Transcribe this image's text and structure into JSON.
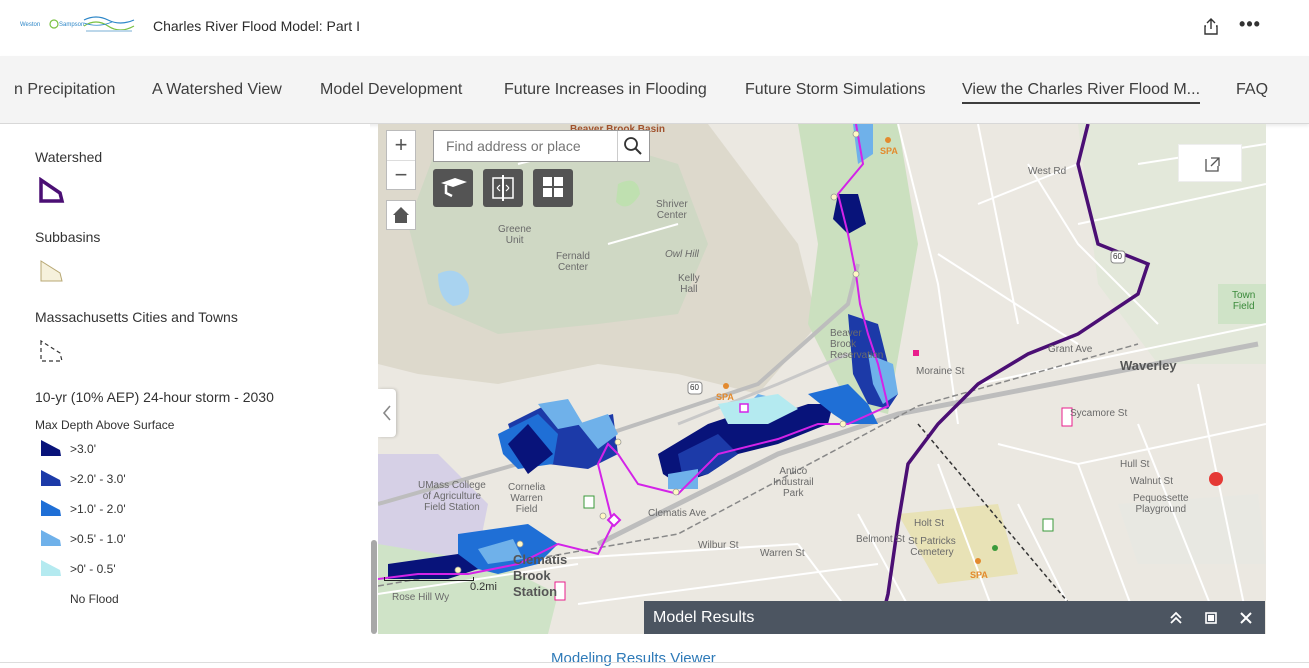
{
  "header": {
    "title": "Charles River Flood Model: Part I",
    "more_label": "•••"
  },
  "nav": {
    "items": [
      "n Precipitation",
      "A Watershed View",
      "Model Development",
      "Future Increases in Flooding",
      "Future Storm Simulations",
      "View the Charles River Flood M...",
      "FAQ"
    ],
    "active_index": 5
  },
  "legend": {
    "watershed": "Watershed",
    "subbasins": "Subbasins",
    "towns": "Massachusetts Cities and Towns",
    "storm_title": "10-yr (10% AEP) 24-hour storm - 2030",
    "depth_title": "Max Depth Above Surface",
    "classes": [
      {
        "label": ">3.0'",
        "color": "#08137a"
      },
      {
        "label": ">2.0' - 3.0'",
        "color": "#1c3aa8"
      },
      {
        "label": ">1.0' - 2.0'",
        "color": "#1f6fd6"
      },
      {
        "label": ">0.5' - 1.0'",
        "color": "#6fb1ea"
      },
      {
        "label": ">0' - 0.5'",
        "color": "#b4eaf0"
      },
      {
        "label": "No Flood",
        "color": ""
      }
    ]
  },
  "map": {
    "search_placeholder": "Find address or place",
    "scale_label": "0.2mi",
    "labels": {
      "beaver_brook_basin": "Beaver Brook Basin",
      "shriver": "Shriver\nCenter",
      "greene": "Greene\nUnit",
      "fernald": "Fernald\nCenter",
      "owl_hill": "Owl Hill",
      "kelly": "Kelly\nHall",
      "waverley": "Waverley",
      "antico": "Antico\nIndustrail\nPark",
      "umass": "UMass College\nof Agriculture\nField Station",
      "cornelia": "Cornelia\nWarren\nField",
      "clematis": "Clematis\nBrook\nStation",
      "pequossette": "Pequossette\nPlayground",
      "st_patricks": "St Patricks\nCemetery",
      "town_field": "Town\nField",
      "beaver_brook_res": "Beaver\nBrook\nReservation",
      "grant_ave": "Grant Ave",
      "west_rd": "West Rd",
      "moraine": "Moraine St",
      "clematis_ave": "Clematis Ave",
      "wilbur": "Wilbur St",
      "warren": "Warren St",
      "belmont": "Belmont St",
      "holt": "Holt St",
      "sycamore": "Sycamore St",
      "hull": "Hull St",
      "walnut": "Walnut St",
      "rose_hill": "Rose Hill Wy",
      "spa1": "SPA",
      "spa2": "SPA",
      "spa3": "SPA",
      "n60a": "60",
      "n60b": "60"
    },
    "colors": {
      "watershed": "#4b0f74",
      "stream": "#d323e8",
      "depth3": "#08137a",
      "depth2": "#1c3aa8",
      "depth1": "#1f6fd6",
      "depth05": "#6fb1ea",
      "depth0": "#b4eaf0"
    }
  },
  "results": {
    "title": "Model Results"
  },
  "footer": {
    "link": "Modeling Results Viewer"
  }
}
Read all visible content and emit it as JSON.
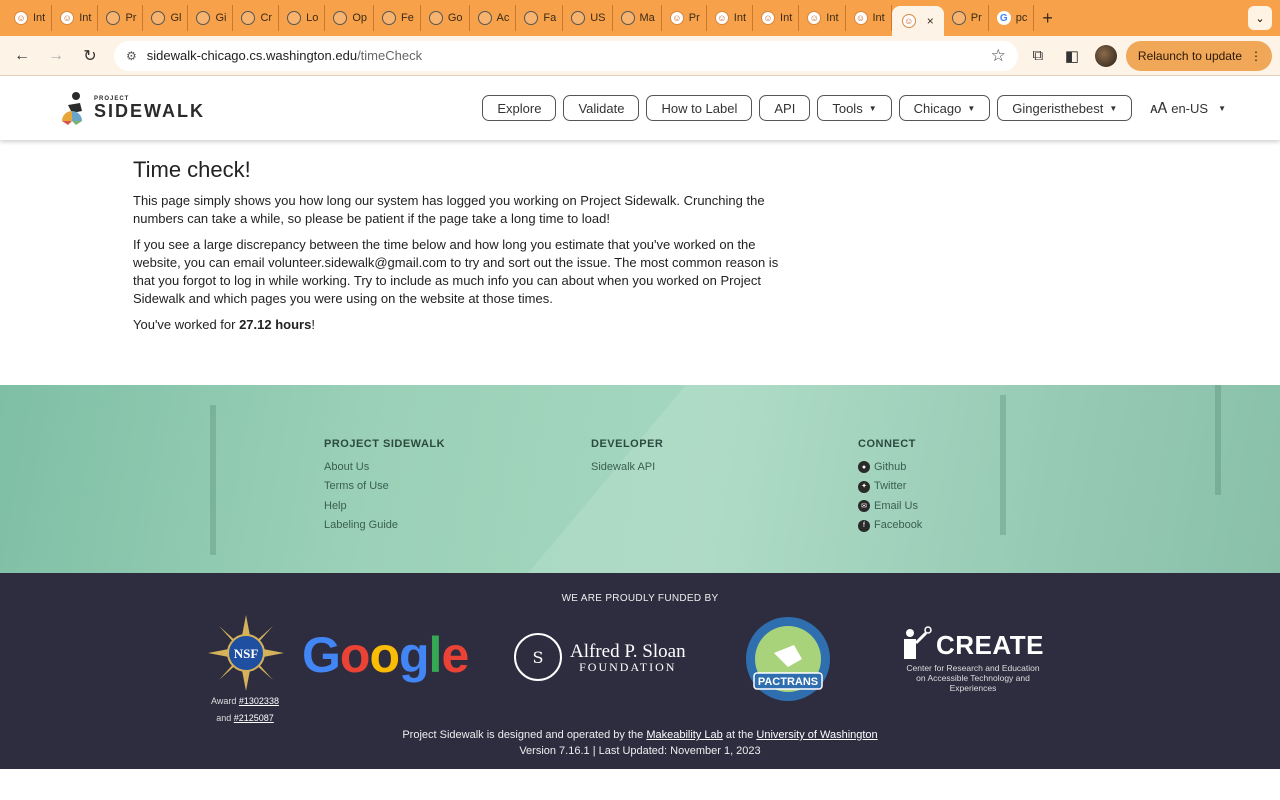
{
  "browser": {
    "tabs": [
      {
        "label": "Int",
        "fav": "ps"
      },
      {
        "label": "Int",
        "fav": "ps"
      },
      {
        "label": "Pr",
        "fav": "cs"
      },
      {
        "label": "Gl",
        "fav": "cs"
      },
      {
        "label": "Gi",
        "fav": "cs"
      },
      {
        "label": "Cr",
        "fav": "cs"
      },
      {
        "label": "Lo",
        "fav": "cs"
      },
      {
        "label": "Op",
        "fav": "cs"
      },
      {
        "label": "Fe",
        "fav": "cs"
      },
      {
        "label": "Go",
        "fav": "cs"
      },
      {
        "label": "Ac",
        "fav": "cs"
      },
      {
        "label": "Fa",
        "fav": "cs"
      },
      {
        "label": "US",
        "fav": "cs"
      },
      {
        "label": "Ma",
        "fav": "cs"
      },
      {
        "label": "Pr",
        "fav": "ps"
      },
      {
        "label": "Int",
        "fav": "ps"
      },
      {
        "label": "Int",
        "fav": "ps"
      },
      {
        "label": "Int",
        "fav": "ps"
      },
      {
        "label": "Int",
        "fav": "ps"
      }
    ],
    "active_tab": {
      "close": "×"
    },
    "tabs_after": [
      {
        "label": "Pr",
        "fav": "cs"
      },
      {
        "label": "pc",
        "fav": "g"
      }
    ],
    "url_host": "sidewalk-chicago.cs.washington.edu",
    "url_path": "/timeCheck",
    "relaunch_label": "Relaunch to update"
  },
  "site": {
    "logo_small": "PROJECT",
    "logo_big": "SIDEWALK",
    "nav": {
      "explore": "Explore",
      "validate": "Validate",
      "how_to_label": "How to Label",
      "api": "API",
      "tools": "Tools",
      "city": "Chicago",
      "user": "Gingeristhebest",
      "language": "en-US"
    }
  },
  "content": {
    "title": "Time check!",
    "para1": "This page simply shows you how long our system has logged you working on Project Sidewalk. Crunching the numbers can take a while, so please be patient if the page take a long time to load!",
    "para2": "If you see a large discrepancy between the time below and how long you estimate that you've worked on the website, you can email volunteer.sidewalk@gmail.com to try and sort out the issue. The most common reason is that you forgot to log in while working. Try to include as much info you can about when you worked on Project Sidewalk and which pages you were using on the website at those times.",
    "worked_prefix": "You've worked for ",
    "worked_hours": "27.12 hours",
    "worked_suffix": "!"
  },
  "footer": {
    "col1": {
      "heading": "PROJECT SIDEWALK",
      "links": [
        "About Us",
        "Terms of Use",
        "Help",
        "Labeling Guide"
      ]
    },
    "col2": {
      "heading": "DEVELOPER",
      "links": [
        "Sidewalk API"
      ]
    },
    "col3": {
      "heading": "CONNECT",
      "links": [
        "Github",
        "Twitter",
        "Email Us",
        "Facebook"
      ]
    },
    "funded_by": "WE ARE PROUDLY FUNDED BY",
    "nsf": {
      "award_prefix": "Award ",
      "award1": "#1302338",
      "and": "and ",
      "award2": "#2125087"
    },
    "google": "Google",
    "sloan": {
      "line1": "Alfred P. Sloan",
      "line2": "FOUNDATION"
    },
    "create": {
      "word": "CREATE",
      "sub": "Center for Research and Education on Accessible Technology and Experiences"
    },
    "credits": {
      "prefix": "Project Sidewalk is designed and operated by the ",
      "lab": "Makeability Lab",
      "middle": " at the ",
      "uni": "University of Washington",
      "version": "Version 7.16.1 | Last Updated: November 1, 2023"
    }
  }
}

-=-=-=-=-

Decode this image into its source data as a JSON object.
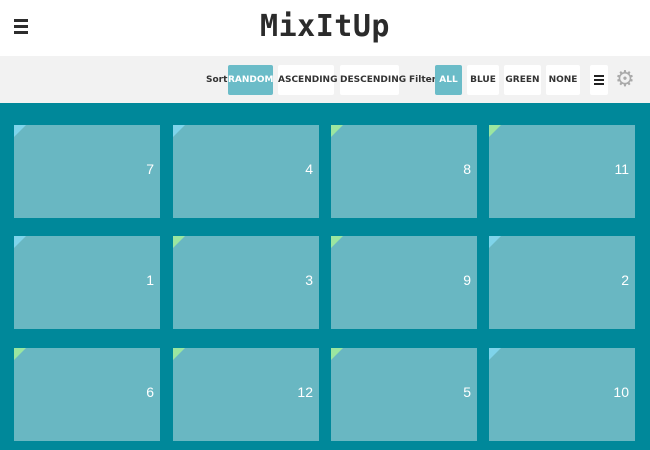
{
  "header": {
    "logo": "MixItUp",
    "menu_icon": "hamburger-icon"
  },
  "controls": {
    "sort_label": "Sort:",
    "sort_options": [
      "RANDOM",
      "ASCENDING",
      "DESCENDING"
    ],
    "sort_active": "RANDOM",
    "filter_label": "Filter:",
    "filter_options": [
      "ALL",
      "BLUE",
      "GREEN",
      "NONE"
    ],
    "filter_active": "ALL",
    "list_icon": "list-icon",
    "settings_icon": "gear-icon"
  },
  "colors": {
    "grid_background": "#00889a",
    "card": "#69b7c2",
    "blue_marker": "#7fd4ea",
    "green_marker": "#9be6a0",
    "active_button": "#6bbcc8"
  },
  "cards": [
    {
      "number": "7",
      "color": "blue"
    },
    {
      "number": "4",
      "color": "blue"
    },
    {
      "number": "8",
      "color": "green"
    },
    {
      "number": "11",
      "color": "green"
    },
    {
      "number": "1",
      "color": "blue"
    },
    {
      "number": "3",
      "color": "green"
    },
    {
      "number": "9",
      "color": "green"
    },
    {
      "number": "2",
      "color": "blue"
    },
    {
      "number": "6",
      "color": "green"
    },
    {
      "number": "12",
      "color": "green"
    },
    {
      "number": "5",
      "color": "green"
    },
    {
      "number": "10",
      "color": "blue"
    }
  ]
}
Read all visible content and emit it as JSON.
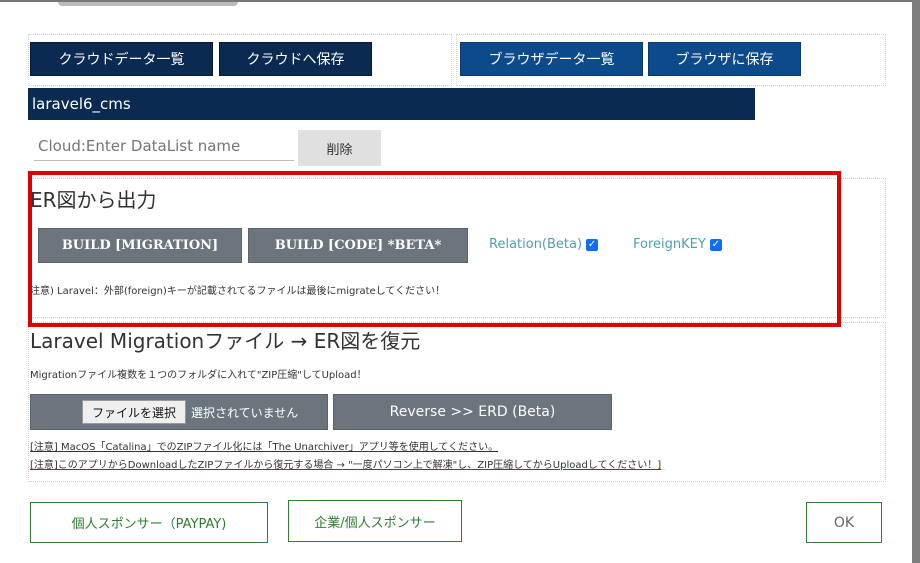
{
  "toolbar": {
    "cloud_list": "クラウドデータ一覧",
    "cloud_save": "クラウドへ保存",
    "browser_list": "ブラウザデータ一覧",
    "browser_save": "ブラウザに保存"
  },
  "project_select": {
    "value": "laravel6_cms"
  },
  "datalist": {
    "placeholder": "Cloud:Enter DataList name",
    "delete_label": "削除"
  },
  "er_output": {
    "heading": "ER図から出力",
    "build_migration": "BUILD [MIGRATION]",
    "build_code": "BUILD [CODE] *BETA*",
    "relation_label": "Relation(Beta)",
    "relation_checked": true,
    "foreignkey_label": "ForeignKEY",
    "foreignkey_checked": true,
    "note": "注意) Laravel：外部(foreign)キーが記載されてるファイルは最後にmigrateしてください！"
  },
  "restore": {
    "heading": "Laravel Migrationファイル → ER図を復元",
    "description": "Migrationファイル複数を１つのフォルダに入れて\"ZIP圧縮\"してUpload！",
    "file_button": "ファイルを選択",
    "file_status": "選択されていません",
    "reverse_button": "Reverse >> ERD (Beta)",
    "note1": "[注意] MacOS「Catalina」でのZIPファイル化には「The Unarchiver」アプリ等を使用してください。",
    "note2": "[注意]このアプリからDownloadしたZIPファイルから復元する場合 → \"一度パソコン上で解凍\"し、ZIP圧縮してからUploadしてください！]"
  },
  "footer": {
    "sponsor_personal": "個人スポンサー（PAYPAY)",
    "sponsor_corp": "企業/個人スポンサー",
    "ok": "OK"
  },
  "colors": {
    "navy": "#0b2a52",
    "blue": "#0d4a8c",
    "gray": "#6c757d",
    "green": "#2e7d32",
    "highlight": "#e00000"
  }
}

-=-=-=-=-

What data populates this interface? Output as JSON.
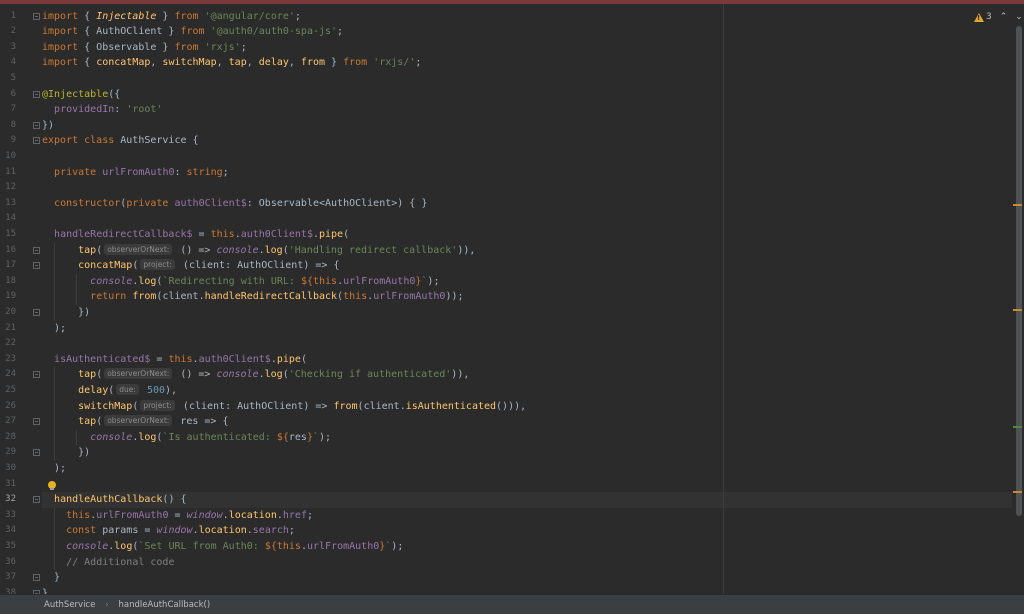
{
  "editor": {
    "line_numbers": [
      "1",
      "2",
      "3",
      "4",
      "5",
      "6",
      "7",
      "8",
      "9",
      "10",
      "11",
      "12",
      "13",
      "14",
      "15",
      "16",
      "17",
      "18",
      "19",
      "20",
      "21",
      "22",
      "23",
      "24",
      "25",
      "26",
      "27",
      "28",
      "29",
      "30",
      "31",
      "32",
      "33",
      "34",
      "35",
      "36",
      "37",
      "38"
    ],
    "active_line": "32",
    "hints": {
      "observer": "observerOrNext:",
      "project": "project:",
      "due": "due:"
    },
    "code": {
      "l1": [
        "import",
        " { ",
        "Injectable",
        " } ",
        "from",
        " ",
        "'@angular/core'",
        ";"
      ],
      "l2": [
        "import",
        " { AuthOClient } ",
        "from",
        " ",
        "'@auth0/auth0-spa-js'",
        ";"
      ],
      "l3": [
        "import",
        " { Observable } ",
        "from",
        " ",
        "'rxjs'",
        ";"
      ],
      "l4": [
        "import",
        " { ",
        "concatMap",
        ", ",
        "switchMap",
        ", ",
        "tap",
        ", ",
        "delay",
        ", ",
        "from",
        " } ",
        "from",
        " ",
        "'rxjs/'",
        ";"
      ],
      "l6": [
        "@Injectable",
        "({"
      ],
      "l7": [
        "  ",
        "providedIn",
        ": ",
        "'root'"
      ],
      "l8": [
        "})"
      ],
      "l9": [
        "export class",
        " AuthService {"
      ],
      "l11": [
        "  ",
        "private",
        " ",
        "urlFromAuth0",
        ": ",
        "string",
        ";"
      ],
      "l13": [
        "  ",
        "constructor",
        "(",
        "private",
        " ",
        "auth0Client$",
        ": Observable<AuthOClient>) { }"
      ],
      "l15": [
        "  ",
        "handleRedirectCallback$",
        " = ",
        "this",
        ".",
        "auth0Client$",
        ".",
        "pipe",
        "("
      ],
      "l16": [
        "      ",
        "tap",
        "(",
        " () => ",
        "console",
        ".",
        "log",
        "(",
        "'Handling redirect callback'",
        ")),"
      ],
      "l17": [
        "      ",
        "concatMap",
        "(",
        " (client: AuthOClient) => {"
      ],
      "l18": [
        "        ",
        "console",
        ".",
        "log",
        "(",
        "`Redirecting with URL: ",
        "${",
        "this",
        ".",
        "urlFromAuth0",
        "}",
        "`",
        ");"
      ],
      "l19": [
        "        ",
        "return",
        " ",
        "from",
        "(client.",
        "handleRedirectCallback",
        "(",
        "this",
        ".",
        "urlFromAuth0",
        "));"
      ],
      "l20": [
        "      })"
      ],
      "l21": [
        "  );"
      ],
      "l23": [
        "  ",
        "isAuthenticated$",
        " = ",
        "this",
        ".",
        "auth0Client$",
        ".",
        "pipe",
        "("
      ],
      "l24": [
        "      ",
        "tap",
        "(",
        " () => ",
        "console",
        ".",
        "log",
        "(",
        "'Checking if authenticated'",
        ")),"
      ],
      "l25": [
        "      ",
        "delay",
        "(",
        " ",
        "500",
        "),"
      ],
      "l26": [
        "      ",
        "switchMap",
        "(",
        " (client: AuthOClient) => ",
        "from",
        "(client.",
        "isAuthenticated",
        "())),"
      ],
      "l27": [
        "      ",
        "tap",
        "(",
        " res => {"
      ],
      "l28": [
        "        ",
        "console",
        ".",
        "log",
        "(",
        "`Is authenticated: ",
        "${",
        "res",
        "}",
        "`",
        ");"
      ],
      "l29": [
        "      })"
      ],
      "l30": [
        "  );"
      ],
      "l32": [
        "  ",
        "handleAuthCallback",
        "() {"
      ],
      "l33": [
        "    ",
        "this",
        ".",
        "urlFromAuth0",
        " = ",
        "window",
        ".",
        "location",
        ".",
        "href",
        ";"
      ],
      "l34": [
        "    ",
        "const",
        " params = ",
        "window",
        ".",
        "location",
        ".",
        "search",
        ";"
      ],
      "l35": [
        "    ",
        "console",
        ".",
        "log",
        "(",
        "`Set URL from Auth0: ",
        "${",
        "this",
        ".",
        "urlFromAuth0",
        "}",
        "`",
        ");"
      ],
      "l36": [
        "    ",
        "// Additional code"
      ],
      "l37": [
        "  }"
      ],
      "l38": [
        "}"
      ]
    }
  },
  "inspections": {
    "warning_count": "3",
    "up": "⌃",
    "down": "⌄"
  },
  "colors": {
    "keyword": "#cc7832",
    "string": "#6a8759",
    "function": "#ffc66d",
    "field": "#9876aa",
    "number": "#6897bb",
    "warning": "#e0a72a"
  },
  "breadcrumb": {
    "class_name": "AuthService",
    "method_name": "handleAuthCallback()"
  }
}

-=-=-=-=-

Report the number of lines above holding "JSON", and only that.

#### [RESULT]
5